Justin, age 37, Taipei
“Pride is very important because Taiwan is not as open-minded like American, German, Europe; so a lot of people think like ‘what is gay, what is a lesbian? What is trans? Are you a pervert?’ This pride will show society we are nothing different. Though we are gay, we still live a beautiful life”
“If I win Mr. Gay Taiwan I will use everything I can get to make gay marriage legal. I can announce loudly and influence a lot of people to make gay marriage legal. We will be the first country in Asia to have legal gay marriage.”
Allen (Dalima), age 27, Taitung
“We shouldn’t limit anyone. I think more people in Taiwan should give support to LGBTQ.”
“I must push, and show, and know that LGBTQ is the same as others. I hope to let Taiwan’s people to know me. And I can have more power to lead my group.”
It was an astonishing experience to be able to engage with each of the candidates. All of the contestants agreed that legalizing gay marriage would be momentous and highly significant for Taiwan. They displayed their passion and hope to be seen as equals amongst members of society. Their courage and perseverance was truly admirable. In order to win the Mr. Gay Taiwan contest, the candidates had taken a quiz covering the history of LGBTQ in Taiwan, the history of LGBTQ worldwide, essential facts about Mr. Gay World, world news and current events, and finally, Taiwan news coverage LGBTQ issues. The results of this quiz were factored into the overall score to determine the winner. The judges also interviewed the contestants individually, before preparing them for marching in the Pride Parade. Furthermore, votes from social media were also taken into account. During the parade, the contestants were expected to engage with the crowd and show their enthusiasm. The contest ended with a pageant hosted at Red House in Ximen, the most popular gay bar district in Taipei.
There were additional performances by Taiwan’s notorious drag queens Magnolia La Manga and Bouncy Babs. Both drag queens performed vivaciously and ended their songs with short speeches about marriage equality and messages for anti-discrimination. Also, a group of Aboriginal Taiwanese from Kaohsiung gave an inspiring performance with Pacak Palasasav covering David Guetta’s (featuring Sia) song “Titanium” while two others did an interpretive dance. The song demonstrated a powerful message that the LGBTQ community may face adversity, but they will remain strong and never stop fighting for equality.
The contestants for Mr. Gay Taiwan partook in a formal wear and underwear competition to show off their confidence and fitness. Then, candidates answered questions about how they would represent Taiwan and what would they do to fight against prejudice and bigotry towards members in the LGBTQ community. Justin responded, “Though we are gay we can still have a beautiful life. We are not so different. Gay marriage in Taiwan is almost legal. If we stay together we are strong!”. Melvin commented, “We are all equal in the world, I want to change the attitude of the world to have different thoughts.” Touya said, “I want to make the LGBT group visible to the world. We can destroy discrimination, because everyone, they don’t want to come out, but why!? Because other people discriminate us. We don’t need to be the ones that are discriminated,We have to destroy this stigmatization!”
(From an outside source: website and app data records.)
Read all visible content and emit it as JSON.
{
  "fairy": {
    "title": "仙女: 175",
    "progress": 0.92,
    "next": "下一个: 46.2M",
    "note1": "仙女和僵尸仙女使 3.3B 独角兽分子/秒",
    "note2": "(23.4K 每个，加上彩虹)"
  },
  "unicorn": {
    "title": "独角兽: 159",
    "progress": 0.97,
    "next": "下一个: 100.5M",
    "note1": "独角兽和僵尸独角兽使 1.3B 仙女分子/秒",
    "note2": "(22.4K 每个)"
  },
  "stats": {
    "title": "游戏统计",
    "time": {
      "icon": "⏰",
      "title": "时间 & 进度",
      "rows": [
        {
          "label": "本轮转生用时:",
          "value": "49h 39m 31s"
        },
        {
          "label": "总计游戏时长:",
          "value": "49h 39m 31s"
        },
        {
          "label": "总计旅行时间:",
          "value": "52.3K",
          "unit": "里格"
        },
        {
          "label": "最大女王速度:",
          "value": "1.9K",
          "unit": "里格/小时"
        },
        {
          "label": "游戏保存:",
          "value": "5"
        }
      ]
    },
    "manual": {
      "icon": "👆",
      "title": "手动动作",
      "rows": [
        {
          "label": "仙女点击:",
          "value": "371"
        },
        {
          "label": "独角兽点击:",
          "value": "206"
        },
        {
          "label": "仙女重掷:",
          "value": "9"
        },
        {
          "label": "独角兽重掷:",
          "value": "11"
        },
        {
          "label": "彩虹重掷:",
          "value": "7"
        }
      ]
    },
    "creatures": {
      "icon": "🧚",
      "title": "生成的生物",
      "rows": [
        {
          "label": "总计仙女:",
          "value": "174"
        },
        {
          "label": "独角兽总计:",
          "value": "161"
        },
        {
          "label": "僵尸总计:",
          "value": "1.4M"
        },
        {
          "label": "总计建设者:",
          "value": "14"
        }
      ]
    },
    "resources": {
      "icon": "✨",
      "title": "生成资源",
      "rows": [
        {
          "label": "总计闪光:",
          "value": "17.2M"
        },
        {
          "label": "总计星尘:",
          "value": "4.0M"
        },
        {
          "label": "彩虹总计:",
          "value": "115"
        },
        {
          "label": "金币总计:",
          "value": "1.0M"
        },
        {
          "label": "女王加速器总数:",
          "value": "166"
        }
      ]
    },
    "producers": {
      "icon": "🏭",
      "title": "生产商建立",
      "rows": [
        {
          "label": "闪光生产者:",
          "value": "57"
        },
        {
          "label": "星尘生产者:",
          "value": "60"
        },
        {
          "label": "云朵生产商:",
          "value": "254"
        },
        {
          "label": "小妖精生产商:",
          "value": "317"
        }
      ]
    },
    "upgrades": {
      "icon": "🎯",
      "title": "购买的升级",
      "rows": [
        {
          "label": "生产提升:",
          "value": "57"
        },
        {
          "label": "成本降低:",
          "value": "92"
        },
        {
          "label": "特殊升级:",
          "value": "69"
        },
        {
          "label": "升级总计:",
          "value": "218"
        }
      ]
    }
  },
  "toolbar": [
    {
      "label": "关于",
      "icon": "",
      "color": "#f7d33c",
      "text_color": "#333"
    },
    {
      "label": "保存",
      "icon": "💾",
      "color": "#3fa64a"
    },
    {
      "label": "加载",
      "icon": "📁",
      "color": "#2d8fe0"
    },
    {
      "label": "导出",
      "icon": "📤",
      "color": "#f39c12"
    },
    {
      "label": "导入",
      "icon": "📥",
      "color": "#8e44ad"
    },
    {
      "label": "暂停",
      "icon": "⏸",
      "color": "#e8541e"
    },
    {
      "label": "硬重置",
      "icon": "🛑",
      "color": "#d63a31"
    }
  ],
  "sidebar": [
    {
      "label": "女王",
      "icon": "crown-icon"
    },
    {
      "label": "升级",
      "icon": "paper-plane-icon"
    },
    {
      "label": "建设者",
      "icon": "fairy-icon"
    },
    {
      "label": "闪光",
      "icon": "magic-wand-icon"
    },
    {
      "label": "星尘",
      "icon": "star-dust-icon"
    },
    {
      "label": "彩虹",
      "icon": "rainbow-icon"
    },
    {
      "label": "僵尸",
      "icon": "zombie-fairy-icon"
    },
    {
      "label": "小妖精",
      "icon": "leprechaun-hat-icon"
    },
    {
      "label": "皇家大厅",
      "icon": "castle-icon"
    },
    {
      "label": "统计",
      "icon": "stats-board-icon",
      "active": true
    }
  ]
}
In the end, Touya was declared the winner and Justin was the first runner up. Touya will go on to Spain to compete in the Mr. Gay world competition. If he is unable to compete, Justin will take his place. This year’s Mr. Gay World contest will coincide with Madrid’s World Pride 2017 event. The competition will begin on May 5th-7th, and then five contestants will continue onwards to Gran Canaria (Maspalomas) from the 8th-10th for the grand finale. Participants will compete in various “social, cultural and sporting activities, all related to the requirements and tests set by the event in order to qualify for the title of Mr. Gay World (MrGayWorld.com).”